BEGIN

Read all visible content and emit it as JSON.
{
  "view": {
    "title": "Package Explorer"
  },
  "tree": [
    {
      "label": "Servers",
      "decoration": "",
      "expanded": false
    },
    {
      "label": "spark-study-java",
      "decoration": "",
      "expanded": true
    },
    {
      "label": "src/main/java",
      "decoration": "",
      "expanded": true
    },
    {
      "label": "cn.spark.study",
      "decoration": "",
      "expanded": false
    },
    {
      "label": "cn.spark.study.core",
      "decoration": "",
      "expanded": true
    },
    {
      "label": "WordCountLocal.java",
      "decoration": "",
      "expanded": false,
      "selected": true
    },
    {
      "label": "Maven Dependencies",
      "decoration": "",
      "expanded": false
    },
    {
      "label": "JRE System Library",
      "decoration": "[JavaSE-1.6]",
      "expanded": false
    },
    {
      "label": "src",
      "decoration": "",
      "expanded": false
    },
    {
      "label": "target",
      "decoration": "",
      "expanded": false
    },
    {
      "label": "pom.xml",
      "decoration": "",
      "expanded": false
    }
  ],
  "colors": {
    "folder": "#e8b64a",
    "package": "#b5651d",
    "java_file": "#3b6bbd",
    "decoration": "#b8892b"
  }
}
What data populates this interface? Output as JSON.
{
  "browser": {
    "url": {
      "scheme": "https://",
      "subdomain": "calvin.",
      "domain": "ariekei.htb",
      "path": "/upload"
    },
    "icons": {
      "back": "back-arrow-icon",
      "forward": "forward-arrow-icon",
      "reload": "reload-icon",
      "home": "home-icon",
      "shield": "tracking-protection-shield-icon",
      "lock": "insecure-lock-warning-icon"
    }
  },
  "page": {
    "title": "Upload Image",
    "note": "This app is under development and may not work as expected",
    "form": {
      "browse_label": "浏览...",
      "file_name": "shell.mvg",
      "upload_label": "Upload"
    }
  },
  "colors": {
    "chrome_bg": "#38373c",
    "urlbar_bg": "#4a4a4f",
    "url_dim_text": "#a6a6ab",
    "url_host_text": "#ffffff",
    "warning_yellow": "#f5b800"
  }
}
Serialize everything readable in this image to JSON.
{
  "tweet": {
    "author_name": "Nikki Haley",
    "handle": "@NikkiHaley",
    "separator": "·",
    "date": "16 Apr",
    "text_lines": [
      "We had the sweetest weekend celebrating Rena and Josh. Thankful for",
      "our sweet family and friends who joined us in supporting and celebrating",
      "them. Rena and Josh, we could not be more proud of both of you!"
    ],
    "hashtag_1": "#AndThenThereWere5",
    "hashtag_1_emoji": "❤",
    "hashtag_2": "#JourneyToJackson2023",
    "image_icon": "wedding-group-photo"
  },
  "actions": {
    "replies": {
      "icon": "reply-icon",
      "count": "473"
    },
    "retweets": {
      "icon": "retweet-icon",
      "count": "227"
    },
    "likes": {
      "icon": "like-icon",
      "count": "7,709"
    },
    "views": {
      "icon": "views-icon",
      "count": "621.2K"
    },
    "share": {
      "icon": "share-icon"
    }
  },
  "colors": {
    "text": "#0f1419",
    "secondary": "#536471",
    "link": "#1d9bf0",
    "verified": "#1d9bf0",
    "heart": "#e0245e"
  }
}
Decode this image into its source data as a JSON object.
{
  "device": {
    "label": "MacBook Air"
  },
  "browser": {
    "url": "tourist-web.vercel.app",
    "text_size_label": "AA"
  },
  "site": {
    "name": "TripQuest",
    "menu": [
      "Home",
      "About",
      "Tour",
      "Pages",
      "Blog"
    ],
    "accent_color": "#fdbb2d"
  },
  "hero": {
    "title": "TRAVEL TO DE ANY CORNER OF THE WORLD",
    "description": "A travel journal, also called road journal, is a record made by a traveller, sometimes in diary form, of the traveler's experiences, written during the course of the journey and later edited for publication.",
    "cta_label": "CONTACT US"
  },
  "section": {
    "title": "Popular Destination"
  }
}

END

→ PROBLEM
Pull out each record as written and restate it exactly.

→ COMPLETED TASK
Read all visible content and emit it as JSON.
{
  "view": {
    "title": "Package Explorer"
  },
  "tree": [
    {
      "label": "Servers",
      "decoration": "",
      "expanded": false
    },
    {
      "label": "spark-study-java",
      "decoration": "",
      "expanded": true
    },
    {
      "label": "src/main/java",
      "decoration": "",
      "expanded": true
    },
    {
      "label": "cn.spark.study",
      "decoration": "",
      "expanded": false
    },
    {
      "label": "cn.spark.study.core",
      "decoration": "",
      "expanded": true
    },
    {
      "label": "WordCountLocal.java",
      "decoration": "",
      "expanded": false,
      "selected": true
    },
    {
      "label": "Maven Dependencies",
      "decoration": "",
      "expanded": false
    },
    {
      "label": "JRE System Library",
      "decoration": "[JavaSE-1.6]",
      "expanded": false
    },
    {
      "label": "src",
      "decoration": "",
      "expanded": false
    },
    {
      "label": "target",
      "decoration": "",
      "expanded": false
    },
    {
      "label": "pom.xml",
      "decoration": "",
      "expanded": false
    }
  ],
  "colors": {
    "folder": "#e8b64a",
    "package": "#b5651d",
    "java_file": "#3b6bbd",
    "decoration": "#b8892b"
  }
}
What data populates this interface? Output as JSON.
{
  "browser": {
    "url": {
      "scheme": "https://",
      "subdomain": "calvin.",
      "domain": "ariekei.htb",
      "path": "/upload"
    },
    "icons": {
      "back": "back-arrow-icon",
      "forward": "forward-arrow-icon",
      "reload": "reload-icon",
      "home": "home-icon",
      "shield": "tracking-protection-shield-icon",
      "lock": "insecure-lock-warning-icon"
    }
  },
  "page": {
    "title": "Upload Image",
    "note": "This app is under development and may not work as expected",
    "form": {
      "browse_label": "浏览...",
      "file_name": "shell.mvg",
      "upload_label": "Upload"
    }
  },
  "colors": {
    "chrome_bg": "#38373c",
    "urlbar_bg": "#4a4a4f",
    "url_dim_text": "#a6a6ab",
    "url_host_text": "#ffffff",
    "warning_yellow": "#f5b800"
  }
}
Serialize everything readable in this image to JSON.
{
  "tweet": {
    "author_name": "Nikki Haley",
    "handle": "@NikkiHaley",
    "separator": "·",
    "date": "16 Apr",
    "text_lines": [
      "We had the sweetest weekend celebrating Rena and Josh. Thankful for",
      "our sweet family and friends who joined us in supporting and celebrating",
      "them. Rena and Josh, we could not be more proud of both of you!"
    ],
    "hashtag_1": "#AndThenThereWere5",
    "hashtag_1_emoji": "❤",
    "hashtag_2": "#JourneyToJackson2023",
    "image_icon": "wedding-group-photo"
  },
  "actions": {
    "replies": {
      "icon": "reply-icon",
      "count": "473"
    },
    "retweets": {
      "icon": "retweet-icon",
      "count": "227"
    },
    "likes": {
      "icon": "like-icon",
      "count": "7,709"
    },
    "views": {
      "icon": "views-icon",
      "count": "621.2K"
    },
    "share": {
      "icon": "share-icon"
    }
  },
  "colors": {
    "text": "#0f1419",
    "secondary": "#536471",
    "link": "#1d9bf0",
    "verified": "#1d9bf0",
    "heart": "#e0245e"
  }
}
Decode this image into its source data as a JSON object.
{
  "device": {
    "label": "MacBook Air"
  },
  "browser": {
    "url": "tourist-web.vercel.app",
    "text_size_label": "AA"
  },
  "site": {
    "name": "TripQuest",
    "menu": [
      "Home",
      "About",
      "Tour",
      "Pages",
      "Blog"
    ],
    "accent_color": "#fdbb2d"
  },
  "hero": {
    "title": "TRAVEL TO DE ANY CORNER OF THE WORLD",
    "description": "A travel journal, also called road journal, is a record made by a traveller, sometimes in diary form, of the traveler's experiences, written during the course of the journey and later edited for publication.",
    "cta_label": "CONTACT US"
  },
  "section": {
    "title": "Popular Destination"
  }
}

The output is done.